Friday, 25 May 2012



          During my early days at Blackdown I had many problems with bed wetting and wetting my knickers.  Miss Lane, who was the housemistress, kept a weather eye out for me. Miss Lane was an albino.  She had snow white hair, beautifully waved, and clear blue eyes, with just a hint of red rims.  She had a natural love and understanding of children.  Often she would come up to me and lead me away, take me upstairs, remove my knickers, wash me and dry me, and put a clean pair of knickers on me.  All this was done without any fuss and bother.  There was no judgment, only kindness, and gradually these symptoms of my anxiety disappeared.

           I first encountered Dulcie when we were both in the sick room together with a mild case of chickenpox.   She was three years older than me and much bigger than I was.  I felt intimidated by her.  One day she suddenly jumped on top of me in bed, pulled down her pyjamas, and said:  “Lick my pussy."   I struggled and screamed, but there was nothing I could do.  Miss Lane, who slept next door, was not there.  Reluctantly, I did what she asked.

            After that she left me alone, and the incident was forgotten.  We found a common interest in comics, and soon we were immersed in Beano and Tiger Tim.  By the time we came out of the sick room we were firm friends:  she had just as suddenly taken a liking to me.

             From then on we became inseparable.  We did everything together:  we played together, we were naughty together:  she was the one who always led me on.  We both loved animals, particularly cats.  Dulcie was not bright and though older than me, we were in the same class.   She had a sweet nature.  She liked poetry and wrote little verses.  She had common sense, too, which I did not, and she remained a loyal friend throughout my life.

            Dulcie and her sister Maureen came from New Zealand.  Their father had owned  a tobacco plantation in Malaysia and their mother had been a native Malaysian woman.   Their father, on his return to New Zealand, had married a white woman  and had sent his two daughters to England to become educated and civilised.  Mrs Hastings told my mother that they had both been like little savages when they first came to England.

            Both Dulcie and her sister had round, freckled faces.  Maureen had black hair and brown eyes, but Dulcie’s hair was auburn and she had green eyes with flecks of gold in them.  Maureen was eighteen months older than Dulcie, so already a teenager.

Monday, 21 May 2012

More Poetry

This is a fill in till I write the next piece of my life.

                              I?  What am I?

                                                A net of nerves, joints, sinews,

                                                Bound in a framework of bone and skin,

                                                A mouth to swallow meat and swill down slops –

                                                An eye to see and not perceive
                                                An ear to hear and to forget –

                                                In short a body – an object movable and

                                                Visible in space – breathing and expelling air,

                                                Endowed with senses and sensibilities –

                                                Ah – there’s the rub.  For you seem to have learnt

                                                The secret of living -  but I

                                                Slip up against the sores of the world.

                                                Yet there’s something within me, elusive

                                                And feather light – unseen – unfelt – unknowable

                                                Tender as a green shoot and shrinking

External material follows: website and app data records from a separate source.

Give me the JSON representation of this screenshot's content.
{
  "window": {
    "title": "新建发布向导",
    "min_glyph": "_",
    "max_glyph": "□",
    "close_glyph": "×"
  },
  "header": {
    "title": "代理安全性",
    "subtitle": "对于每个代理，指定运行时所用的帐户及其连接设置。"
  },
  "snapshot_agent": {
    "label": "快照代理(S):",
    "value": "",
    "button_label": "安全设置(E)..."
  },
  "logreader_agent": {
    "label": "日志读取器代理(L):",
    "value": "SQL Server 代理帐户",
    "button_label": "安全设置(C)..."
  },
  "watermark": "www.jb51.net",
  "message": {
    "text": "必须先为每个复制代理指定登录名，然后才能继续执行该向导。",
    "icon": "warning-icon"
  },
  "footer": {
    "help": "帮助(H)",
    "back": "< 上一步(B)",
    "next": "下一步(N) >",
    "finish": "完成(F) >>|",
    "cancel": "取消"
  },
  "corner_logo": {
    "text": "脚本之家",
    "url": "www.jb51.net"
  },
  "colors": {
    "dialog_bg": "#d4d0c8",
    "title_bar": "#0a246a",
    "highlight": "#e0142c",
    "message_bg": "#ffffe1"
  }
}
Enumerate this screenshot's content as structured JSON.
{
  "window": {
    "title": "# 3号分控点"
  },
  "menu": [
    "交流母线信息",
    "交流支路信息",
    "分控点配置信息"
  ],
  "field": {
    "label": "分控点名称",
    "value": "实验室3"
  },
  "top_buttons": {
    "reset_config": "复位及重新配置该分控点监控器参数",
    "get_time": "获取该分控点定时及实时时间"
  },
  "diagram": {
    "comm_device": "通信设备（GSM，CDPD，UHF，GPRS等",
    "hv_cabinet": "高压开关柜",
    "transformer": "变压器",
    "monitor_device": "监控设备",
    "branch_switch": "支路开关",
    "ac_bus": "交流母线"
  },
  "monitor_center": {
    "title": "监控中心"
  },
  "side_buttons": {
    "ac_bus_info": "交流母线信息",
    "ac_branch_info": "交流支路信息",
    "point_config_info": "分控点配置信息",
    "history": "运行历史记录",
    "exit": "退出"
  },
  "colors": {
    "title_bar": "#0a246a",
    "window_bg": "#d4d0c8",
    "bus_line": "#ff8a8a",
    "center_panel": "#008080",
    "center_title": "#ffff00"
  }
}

                                                As a snail without a shell – ready to die

                                                At will and always being born again –

                                                An insubstantial – inconsequential – timid, moody

                                                That I would willingly be rid of

                                                And yet might tell me what I am.

          I wrote this poem at some point when I was at University.

                                                             THE WAITRESS


                                    Her life was bounded by little things,
                                    By slops and coffee pots and breakfast trays.
                                    Her life was regulated, like the clock that rings
                                    The hours to mark the passing days.

                                    Her days passed by in meaningless content
                                    And little things of life made up her joys.
                                    On food to swell her body her eager eyes were bent
                                    And clothes to mask her body were her toys.

                                    She bore her body like a queen in June,
                                    Full bosomed, supple, graceful as a cat,
                                    And like a cat she loved to lie abed at noon,
                                    Crooning in sleep, dreaming of this and that.

                                    Within the stately powdered head her mind
                                                Was small and mean,
                                    She looked upon the stars and did not see.
                                    Beyond her small circumference she could not lean
                                    Or grope for truth, but sat and sipped her tea.

                                    Her life was bounded by little things,
                                    Her days were passed in old familiar ways,
                                    Her eyes were closed to the unknown which brings
                                    Life, death and rapture to our transient days.

          During the holidays whilst I was at University I used to work as a waitress at a hotel in
Stratford-on-Avon.  We used to call her Kent, and I'm sure she was a nice woman.  This is the 
poem of a very young person.